The Arizona Model United Nations program was founded in 1963 by Dr. Clifton E. Wilson, a full professor in the Department of Political Science at the University of Arizona. Through the program, Dr. Wilson hoped to provide an interactive learning experience in international politics, law and diplomacy for both high school and university students. The first Arizona Model United Nations high school conference was held on January 18th and 19th, 1963. Because the conference was being held on an “experimental basis”, it was initially limited to Tucson, Arizona area high schools. Ten Tucson high schools sent 200 delegates and sponsors to the session which consisted only of the General Assembly. The topics considered at the first General Assembly session were the Representation of Communist China in the United Nations and Nuclear Testing. Because of the enthusiastic response to this “experimental” conference, it was decided not only to make the session an annual event, but to extend it to include all Arizona high schools. In its fifty years of existence, AzMUN has reached out to more than 100 schools within the state of Arizona, as well as schools in California and Sonora, Mexico.
The AzMUN sessions have grown to include the Security Council, the Economic and Social Council, specialized committees dealing with topics such as the status of women and crime prevention, and regional bodies such as the Arab League and African Union. AzMUN has also expanded to include a Spanish-language component which now simulates a meeting of the Organization of American States as well as a Spanish-language Security Council. An enormous amount of preparation goes on behind the scenes to get ready for the actual AzMUN session.
High schools select countries, research, write position papers, and send students as delegates. Faculty advisors and student leaders help prepare their delegations by using materials of their own as well as materials provided by AzMUN. Some schools offer AzMUN as a regular class, while others offer it as a club or special activity. The University of Arizona group or ‘club’ consists of about 40 students who act as the Secretariat for the conference, running committee sessions, helping with research, facilitating crisis simulations, etc. These full-time university students organize the program, write background materials to help the high schools prepare and meet with the high school students to advise and instruct them. The activities of these students are run primarily through an eleven-member executive committee supervised by a Secretary General and a Faculty Advisor. The session is held at the University of Arizona Student Union and last for two days.
One of the highlights of the two day program is the International Banquet which features a keynote speaker. Students meet in committee sessions to form strategy, debate, then draft and vote on resolutions. The session ends with the Plenary Session where Special Rapporteurs report on the highlights of their committees and awards are given out to exceptional delegates. The educational value of high school Model United Nations simulations is immeasurable. Student Delegates take on the role of the countries they represent. Through this, they learn how other nations of the world view important issues while also learning how these nations work together. This simulation provides a better understanding of global cooperation and the use of peaceful means to solve programs while also acting as a great introduction to the fields of international relations and international law. Students gain a better knowledge of diplomacy and a realization that many of the problems facing our modern world truly know no geographic boundaries.

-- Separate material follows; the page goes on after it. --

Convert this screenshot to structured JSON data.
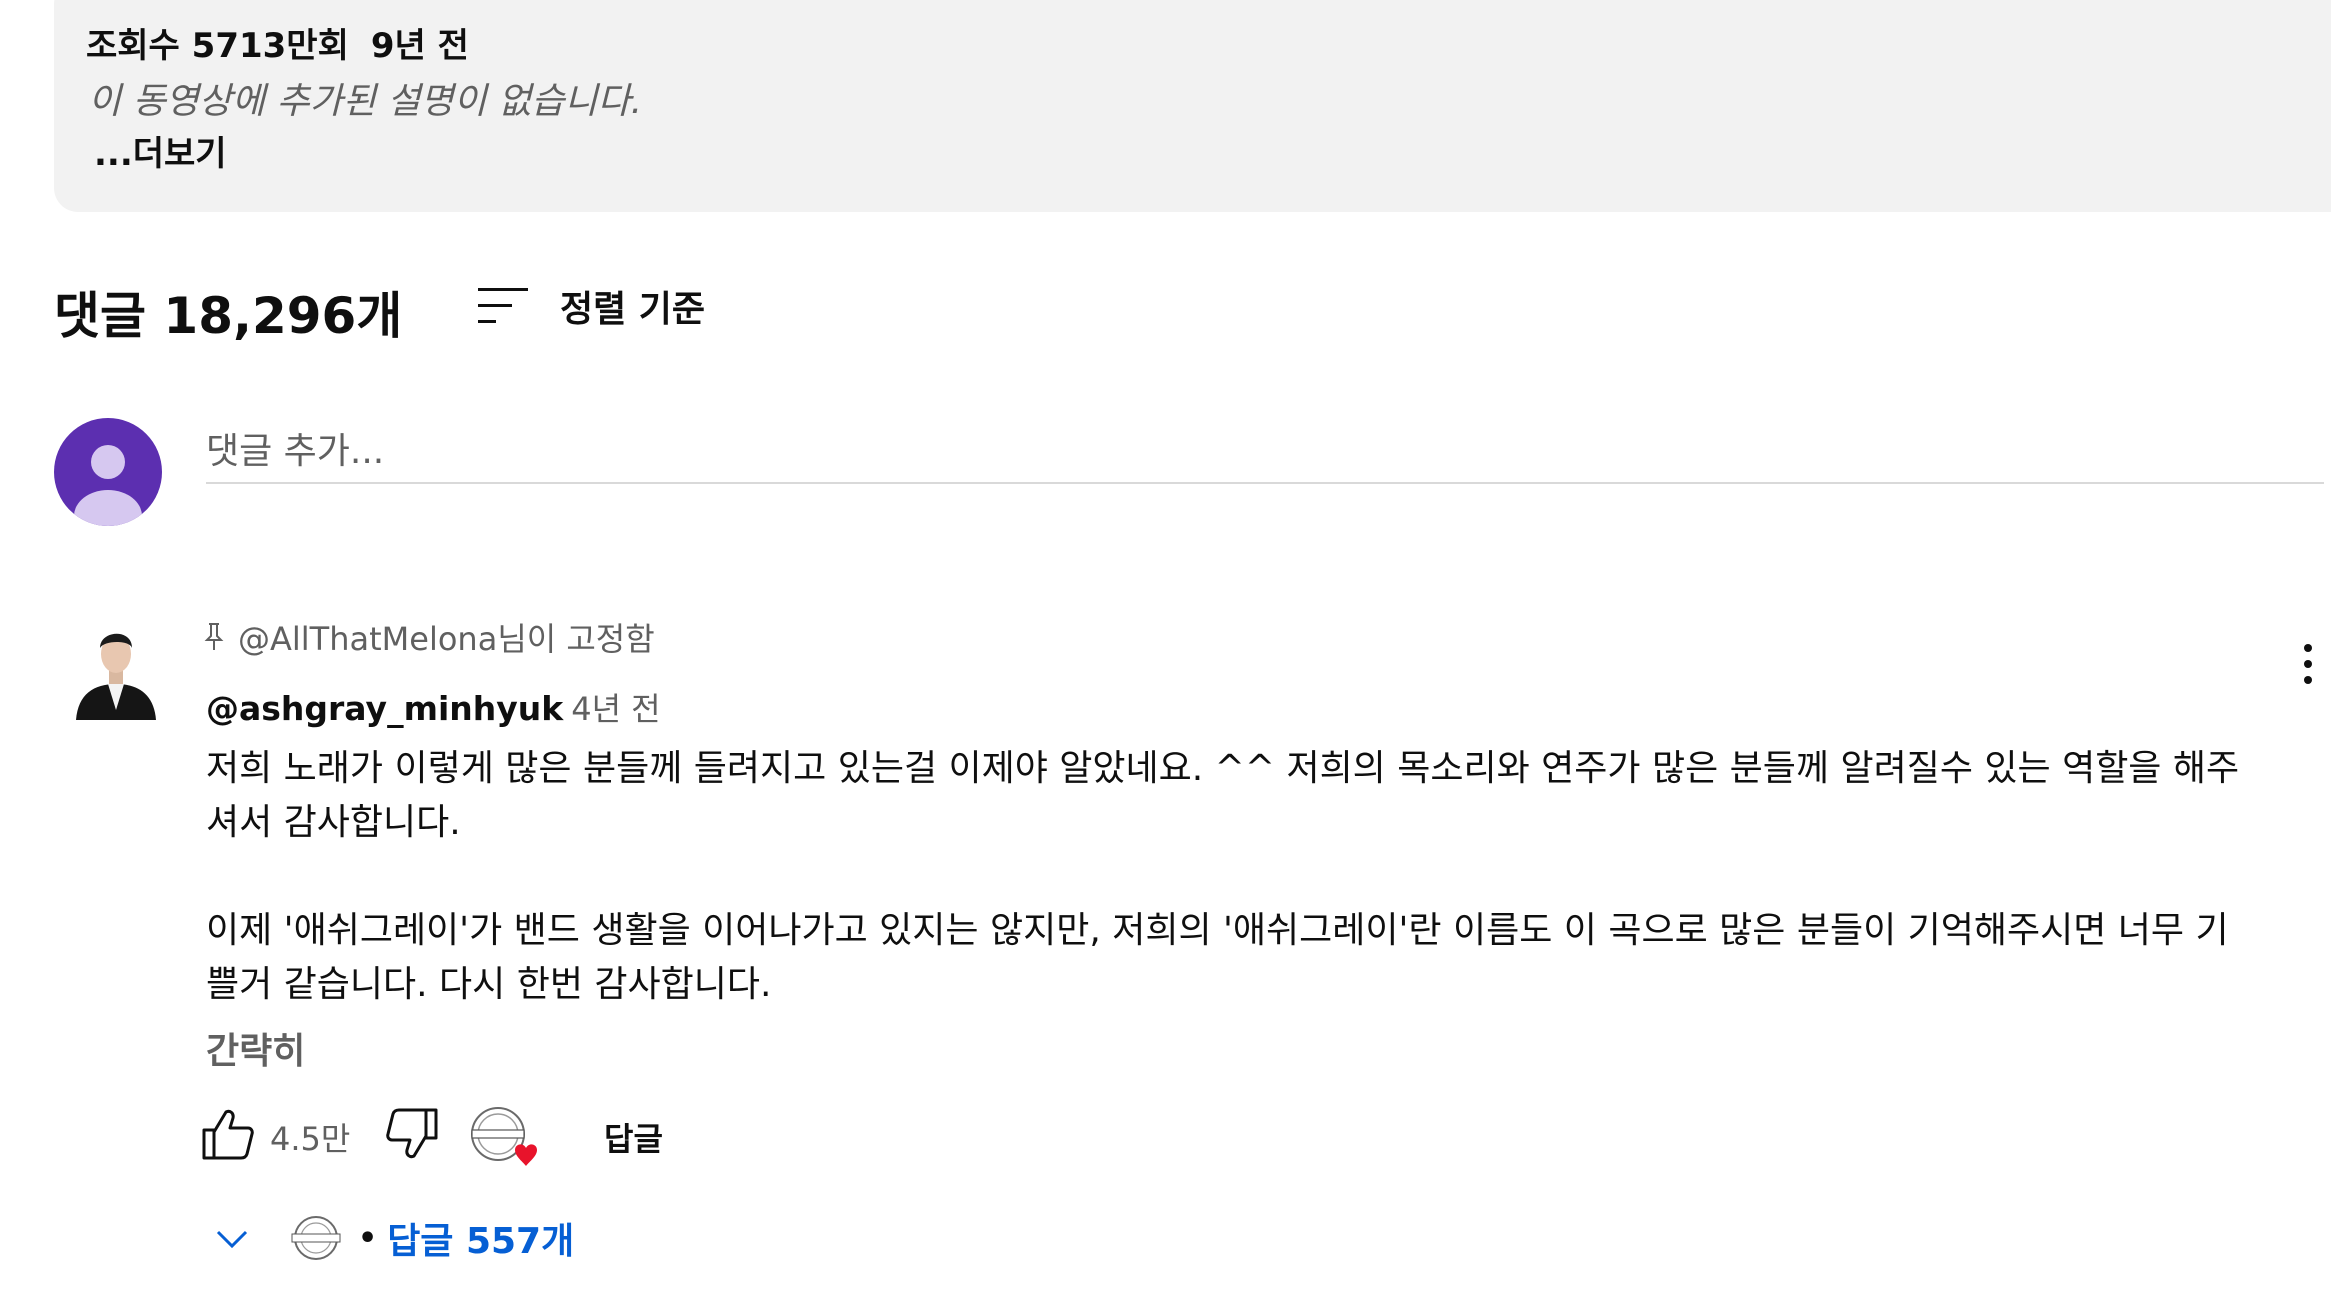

AzMUN is one of the oldest and most enduring student organizations at the University of Arizona. We are proud that the AzMUN has grown to become an integral part of the University of Arizona and of the educational program at many high schools. The AzMUN program has attracted the attention of the community and has gained national recognition both for its high school conference and for the performance of its University club-members as they participate at international conferences. We hope that participating students can absorb all that is offered by this unique experience. Our sincere thanks goes out to all of those special people who have worked hard over the last five decades to make AMUN what it is today.